§ **WHAT THIS TASK INVOLVES**:
Wherever the word "title" appears in the entries, copy the whole line.

§ **SUPPLIED DATA**:
★ ★ ★

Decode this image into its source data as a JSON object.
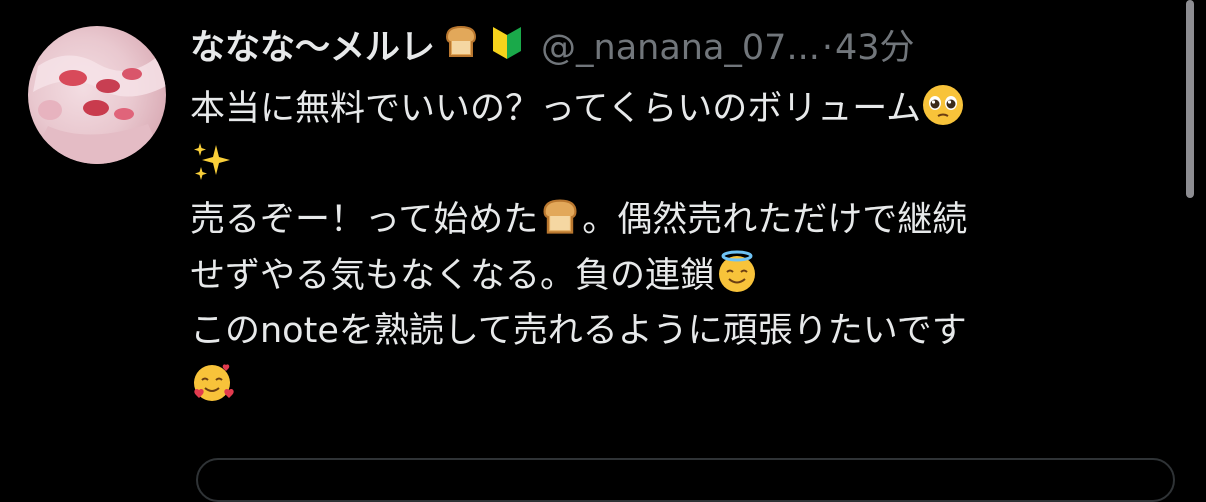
{
  "tweet": {
    "display_name": "ななな〜メルレ",
    "name_emojis": [
      "bread-icon",
      "beginner-mark-icon"
    ],
    "handle": "@_nanana_07...",
    "separator": "·",
    "time": "43分",
    "lines": [
      {
        "text": "本当に無料でいいの？ってくらいのボリューム",
        "emoji": "pleading-face-icon"
      },
      {
        "text": "",
        "emoji": "sparkles-icon"
      },
      {
        "text": "売るぞー！って始めた",
        "emoji": "bread-icon",
        "after": "。偶然売れただけで継続"
      },
      {
        "text": "せずやる気もなくなる。負の連鎖",
        "emoji": "halo-face-icon"
      },
      {
        "text": "このnoteを熟読して売れるように頑張りたいです",
        "emoji": ""
      },
      {
        "text": "",
        "emoji": "smiling-face-with-hearts-icon"
      }
    ]
  },
  "colors": {
    "background": "#000000",
    "text_primary": "#e7e9ea",
    "text_secondary": "#71767b",
    "scrollbar": "#8d8d92"
  }
}
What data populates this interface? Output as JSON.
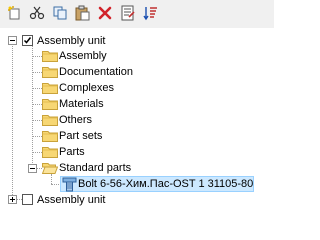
{
  "toolbar": {
    "buttons": [
      {
        "name": "new-icon"
      },
      {
        "name": "cut-icon"
      },
      {
        "name": "copy-icon"
      },
      {
        "name": "paste-icon"
      },
      {
        "name": "delete-icon"
      },
      {
        "name": "properties-icon"
      },
      {
        "name": "sort-icon"
      }
    ]
  },
  "tree": {
    "root1": {
      "label": "Assembly unit",
      "expanded": true,
      "checked": true
    },
    "folders": [
      {
        "label": "Assembly"
      },
      {
        "label": "Documentation"
      },
      {
        "label": "Complexes"
      },
      {
        "label": "Materials"
      },
      {
        "label": "Others"
      },
      {
        "label": "Part sets"
      },
      {
        "label": "Parts"
      },
      {
        "label": "Standard parts"
      }
    ],
    "standard_part_item": {
      "label": "Bolt 6-56-Хим.Пас-OST 1 31105-80",
      "selected": true
    },
    "root2": {
      "label": "Assembly unit",
      "expanded": false,
      "checked": false
    }
  },
  "colors": {
    "folder_fill": "#f7d774",
    "folder_edge": "#c9a23a",
    "selection": "#cce8ff"
  }
}
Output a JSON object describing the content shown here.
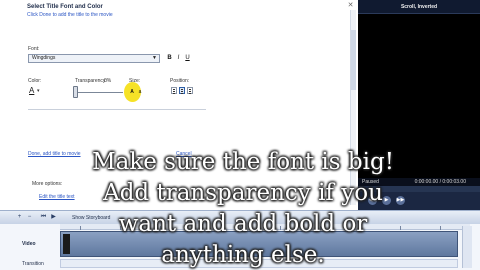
{
  "task_pane": {
    "title": "Select Title Font and Color",
    "subtitle": "Click Done to add the title to the movie",
    "close_symbol": "✕",
    "font_label": "Font:",
    "font_value": "Wingdings",
    "bold_label": "B",
    "italic_label": "I",
    "underline_label": "U",
    "color_label": "Color:",
    "color_glyph": "A",
    "color_dropdown": "▾",
    "transparency_label": "Transparency:",
    "transparency_value": "0%",
    "size_label": "Size:",
    "size_increase": "A",
    "size_decrease": "a",
    "position_label": "Position:",
    "link_edit_title": "Done, add title to movie",
    "link_cancel": "Cancel",
    "more_options_label": "More options:",
    "link_edit_text": "Edit the title text"
  },
  "preview": {
    "title": "Scroll, Inverted",
    "status": "Paused",
    "time": "0:00:00.00 / 0:00:03.00",
    "play_symbol": "▶",
    "prev_symbol": "◀◀",
    "next_symbol": "▶▶"
  },
  "timeline": {
    "show_storyboard": "Show Storyboard",
    "video_label": "Video",
    "transition_label": "Transition",
    "zoom_in_symbol": "+",
    "zoom_out_symbol": "−",
    "rewind_symbol": "⏮",
    "play_symbol": "▶"
  },
  "caption": {
    "text": "Make sure the font is big! Add transparency if you want and add bold or anything else."
  },
  "colors": {
    "accent": "#2a55c4",
    "monitor_bg": "#000000",
    "highlight_cursor": "#f6e01b"
  }
}
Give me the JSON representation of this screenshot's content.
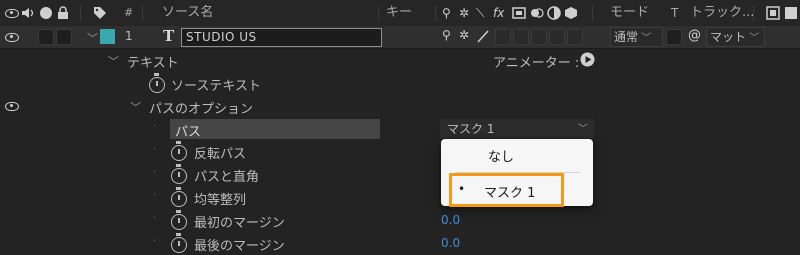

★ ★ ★

§ **TASK SOLUTION**:
    "title": "Select Title Font and Color",
    "subtitle": "Click Done to add the title to the movie",
    "link_edit_title": "Done, add title to movie",
    "link_edit_text": "Edit the title text"
    "title": "Scroll, Inverted",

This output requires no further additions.